:: Data extract

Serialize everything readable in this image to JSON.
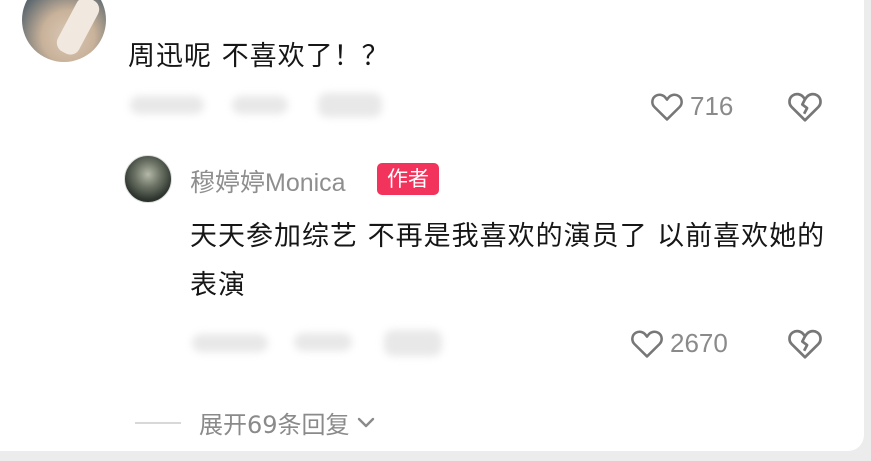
{
  "top_comment": {
    "text": "周迅呢 不喜欢了！？",
    "like_count": "716"
  },
  "reply": {
    "author_name": "穆婷婷Monica",
    "author_badge": "作者",
    "text": "天天参加综艺 不再是我喜欢的演员了 以前喜欢她的表演",
    "like_count": "2670"
  },
  "expand_replies": {
    "label": "展开69条回复"
  },
  "icons": {
    "like": "heart-outline-icon",
    "dislike": "broken-heart-icon",
    "expand": "chevron-down-icon"
  },
  "colors": {
    "badge_bg": "#f2335b",
    "text_primary": "#161616",
    "text_secondary": "#8a8a8a"
  }
}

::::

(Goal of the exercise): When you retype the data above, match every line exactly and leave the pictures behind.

(Result for this task):
Serialize everything readable in this image to JSON.
{
  "top_comment": {
    "text": "周迅呢 不喜欢了！？",
    "like_count": "716"
  },
  "reply": {
    "author_name": "穆婷婷Monica",
    "author_badge": "作者",
    "text": "天天参加综艺 不再是我喜欢的演员了 以前喜欢她的表演",
    "like_count": "2670"
  },
  "expand_replies": {
    "label": "展开69条回复"
  },
  "icons": {
    "like": "heart-outline-icon",
    "dislike": "broken-heart-icon",
    "expand": "chevron-down-icon"
  },
  "colors": {
    "badge_bg": "#f2335b",
    "text_primary": "#161616",
    "text_secondary": "#8a8a8a"
  }
}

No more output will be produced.